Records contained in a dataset
■ ■ ■ ■ ■
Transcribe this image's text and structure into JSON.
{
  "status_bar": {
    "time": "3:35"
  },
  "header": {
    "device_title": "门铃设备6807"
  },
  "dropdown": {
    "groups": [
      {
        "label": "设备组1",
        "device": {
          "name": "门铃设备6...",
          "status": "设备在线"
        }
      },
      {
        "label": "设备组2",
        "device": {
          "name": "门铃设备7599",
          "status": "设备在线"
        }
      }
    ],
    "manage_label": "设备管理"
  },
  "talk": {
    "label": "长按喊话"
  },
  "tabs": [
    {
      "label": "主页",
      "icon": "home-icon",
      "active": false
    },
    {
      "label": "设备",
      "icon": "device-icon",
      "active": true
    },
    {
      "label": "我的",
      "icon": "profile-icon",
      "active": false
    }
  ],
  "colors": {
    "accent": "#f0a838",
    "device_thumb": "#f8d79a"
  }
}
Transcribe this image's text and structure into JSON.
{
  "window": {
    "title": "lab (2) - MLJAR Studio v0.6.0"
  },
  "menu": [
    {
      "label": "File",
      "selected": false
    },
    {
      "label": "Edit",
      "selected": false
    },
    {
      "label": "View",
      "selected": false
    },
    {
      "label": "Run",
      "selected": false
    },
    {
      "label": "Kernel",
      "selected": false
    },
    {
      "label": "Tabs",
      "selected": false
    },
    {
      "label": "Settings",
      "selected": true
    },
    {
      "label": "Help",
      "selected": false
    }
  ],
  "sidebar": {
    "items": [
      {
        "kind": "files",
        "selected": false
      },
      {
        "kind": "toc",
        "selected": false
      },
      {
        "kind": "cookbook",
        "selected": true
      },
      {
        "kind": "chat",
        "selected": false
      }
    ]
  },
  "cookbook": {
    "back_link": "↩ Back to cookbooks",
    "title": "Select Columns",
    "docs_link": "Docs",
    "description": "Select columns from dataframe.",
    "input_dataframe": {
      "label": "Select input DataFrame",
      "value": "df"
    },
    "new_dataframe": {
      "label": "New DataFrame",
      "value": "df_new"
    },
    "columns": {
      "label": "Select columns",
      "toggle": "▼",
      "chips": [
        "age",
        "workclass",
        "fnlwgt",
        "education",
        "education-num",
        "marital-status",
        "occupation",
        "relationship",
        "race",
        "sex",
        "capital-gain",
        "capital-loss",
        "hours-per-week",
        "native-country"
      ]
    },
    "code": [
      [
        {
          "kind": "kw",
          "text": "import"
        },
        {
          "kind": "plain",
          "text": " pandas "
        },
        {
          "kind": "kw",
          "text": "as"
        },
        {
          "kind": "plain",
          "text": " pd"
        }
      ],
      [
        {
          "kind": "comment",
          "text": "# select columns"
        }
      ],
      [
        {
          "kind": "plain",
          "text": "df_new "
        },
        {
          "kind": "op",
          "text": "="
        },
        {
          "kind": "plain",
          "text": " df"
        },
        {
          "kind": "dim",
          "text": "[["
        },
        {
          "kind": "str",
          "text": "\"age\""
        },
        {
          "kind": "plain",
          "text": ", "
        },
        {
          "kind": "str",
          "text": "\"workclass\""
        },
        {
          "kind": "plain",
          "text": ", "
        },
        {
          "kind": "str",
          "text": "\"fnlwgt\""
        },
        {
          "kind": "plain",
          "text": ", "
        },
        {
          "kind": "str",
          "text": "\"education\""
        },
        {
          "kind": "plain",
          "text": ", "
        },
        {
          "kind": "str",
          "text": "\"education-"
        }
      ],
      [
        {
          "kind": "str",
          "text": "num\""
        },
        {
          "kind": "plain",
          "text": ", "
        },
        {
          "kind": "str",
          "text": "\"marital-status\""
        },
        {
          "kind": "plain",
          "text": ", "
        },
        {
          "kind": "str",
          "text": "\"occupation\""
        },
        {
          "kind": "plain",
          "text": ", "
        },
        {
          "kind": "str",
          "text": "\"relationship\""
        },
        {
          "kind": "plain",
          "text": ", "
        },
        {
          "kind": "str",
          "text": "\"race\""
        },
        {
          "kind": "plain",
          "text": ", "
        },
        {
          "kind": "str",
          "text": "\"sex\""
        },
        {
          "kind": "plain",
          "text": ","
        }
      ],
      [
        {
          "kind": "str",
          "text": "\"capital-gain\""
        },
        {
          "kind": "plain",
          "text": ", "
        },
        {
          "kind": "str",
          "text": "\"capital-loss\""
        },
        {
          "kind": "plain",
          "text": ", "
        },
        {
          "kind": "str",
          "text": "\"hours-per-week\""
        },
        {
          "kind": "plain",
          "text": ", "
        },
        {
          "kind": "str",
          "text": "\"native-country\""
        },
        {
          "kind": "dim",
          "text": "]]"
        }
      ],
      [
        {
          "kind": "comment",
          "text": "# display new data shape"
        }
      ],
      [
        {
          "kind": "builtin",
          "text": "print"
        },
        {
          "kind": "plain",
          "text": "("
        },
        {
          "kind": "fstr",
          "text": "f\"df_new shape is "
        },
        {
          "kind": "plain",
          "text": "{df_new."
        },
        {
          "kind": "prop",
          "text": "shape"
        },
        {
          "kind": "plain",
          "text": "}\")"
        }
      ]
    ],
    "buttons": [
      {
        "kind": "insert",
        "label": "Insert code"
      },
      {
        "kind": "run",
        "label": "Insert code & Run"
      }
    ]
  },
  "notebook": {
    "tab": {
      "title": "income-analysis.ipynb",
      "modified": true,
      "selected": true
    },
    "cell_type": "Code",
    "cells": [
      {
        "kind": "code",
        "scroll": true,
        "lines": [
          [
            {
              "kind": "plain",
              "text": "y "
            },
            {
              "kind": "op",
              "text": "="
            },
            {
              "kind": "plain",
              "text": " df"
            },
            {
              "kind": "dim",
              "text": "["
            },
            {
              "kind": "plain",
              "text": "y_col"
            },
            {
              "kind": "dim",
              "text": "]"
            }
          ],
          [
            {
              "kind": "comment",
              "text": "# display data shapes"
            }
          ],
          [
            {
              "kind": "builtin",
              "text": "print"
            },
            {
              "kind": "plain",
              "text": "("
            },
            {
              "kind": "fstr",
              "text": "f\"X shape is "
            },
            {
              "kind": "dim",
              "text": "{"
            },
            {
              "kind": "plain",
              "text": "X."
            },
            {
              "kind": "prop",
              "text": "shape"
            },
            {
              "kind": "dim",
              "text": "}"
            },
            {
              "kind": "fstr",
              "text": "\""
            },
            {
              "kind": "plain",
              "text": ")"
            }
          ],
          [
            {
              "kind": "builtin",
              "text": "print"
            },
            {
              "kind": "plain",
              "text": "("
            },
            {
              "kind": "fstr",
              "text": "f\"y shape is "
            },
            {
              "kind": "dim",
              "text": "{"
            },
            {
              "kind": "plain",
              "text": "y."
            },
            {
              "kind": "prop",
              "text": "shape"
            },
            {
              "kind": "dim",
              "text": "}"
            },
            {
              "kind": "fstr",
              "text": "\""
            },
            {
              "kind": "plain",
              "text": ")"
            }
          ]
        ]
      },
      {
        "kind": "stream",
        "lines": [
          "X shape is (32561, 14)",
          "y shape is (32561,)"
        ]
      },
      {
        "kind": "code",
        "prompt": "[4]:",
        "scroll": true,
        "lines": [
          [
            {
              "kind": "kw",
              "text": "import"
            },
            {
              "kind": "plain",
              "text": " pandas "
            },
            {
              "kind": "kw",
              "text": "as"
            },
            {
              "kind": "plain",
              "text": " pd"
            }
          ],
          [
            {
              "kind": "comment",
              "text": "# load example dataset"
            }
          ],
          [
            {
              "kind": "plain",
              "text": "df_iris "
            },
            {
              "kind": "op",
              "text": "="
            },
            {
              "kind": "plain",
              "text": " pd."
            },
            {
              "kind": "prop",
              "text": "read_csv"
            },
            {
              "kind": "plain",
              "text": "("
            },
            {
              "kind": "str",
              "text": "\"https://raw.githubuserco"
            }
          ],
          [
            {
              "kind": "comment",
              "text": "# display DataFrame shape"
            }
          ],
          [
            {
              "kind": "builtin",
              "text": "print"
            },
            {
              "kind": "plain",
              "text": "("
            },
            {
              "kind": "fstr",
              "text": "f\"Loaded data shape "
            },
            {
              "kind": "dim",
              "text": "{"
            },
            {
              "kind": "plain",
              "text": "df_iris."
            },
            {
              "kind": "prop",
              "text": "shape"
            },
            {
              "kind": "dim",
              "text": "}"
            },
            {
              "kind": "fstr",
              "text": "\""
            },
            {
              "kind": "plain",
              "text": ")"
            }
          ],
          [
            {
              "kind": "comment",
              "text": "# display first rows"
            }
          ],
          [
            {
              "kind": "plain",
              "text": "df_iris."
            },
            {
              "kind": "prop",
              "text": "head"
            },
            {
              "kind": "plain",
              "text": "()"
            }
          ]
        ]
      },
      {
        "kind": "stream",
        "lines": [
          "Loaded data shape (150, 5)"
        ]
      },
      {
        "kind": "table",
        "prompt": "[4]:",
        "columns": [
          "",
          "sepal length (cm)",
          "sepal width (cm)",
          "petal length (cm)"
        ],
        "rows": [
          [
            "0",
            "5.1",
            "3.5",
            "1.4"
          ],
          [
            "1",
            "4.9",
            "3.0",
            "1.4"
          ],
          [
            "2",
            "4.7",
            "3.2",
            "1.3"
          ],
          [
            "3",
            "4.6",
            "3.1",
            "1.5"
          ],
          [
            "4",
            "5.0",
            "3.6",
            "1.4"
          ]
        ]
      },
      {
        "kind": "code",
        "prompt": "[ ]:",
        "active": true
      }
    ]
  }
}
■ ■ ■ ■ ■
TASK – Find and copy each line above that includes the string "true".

RESPONSE TO THIS EXERCISE –
      "active": true
      "selected": true
        "selected": true
      "modified": true,
      "selected": true
        "scroll": true,
        "scroll": true,
        "active": true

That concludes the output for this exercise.